    For many, many years Americans who hold dear their religious beliefs have been subjected to various and sundry appeals from television evangelists. Usually, it?s for money, and - given the rise of the religious right - it?s lately been for political support for some cause or candidate.

    It?s true that laws regarding the tax exempt status of churches prevent preachers from directly telling their subjects to vote for a certain candidate. But in recent years, ?Voter Guides,? produced by the Christian Coalition, have done the job just as effectively.

  • We'll get what we voted for

    Last week I read that students in Venezuela are carrying out campus protests against Hugo Chvez' effort to change the country's constitution.

  • Drivers on the roads need to take note and move over or slow down

    The holiday weekend means more travelers on Virginia roads, more travelers mean more vehicles and more vehicles mean the possibility for more accidents.

    With thousands taking to the roads this weekend, and throughout the holiday season, the Virginia State Police have announced a new public awareness campaign to remind Virginians of the importance of the "Move Over" law.

    It's a message worth taking time to consider.

  • Letters to the editor

    Time to move forward

    The election is behind us now and it is time to move forward. The decisions of who our leaders will be as been made. Although I am disappointed in the results, I was proud to have been apart of this time honored, time tested "American" process. Congratulations to Mike Brown, Lacey Putney, and the other candidates who ran contested races and won. We now entrust the next four years to you.

  • Allies in the fight for freedom

    Last week, newly elected French President Nicolas Sarkozy addressed a Joint Session of Congress during his first official visit to Washington. Upon his election in May of this year, President Sarkozy immediately reached out to the United States, signaling his desire to end the tension that has existed between our two countries for several years.

  • Fight against amnesty for illegals imperative

    Although I believe that the estimates are low, the Federation for American Immigration Reform (FAIR) now says that there are at least 13 million illegal immigrants living in the United States.

    Getting an exact count of the illegals is difficult, because they are not registered anywhere as being illegal.

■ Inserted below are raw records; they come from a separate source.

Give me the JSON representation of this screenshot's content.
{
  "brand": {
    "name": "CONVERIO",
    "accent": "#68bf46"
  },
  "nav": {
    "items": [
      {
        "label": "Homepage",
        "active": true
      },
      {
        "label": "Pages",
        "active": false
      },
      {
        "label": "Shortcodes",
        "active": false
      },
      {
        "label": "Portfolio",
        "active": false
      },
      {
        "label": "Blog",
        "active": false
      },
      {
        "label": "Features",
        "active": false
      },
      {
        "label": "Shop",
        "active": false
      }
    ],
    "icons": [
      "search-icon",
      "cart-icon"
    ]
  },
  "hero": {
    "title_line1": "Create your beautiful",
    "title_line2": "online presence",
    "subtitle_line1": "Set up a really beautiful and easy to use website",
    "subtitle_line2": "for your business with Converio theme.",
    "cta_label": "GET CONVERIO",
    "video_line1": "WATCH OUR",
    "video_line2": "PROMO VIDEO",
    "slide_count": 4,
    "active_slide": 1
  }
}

However, the U. S. Census Bureau estimated that there were 8.7 million illegals in this country when the census was taken in 2000, and immigration officials say that the illegal population grows by a half-million each year.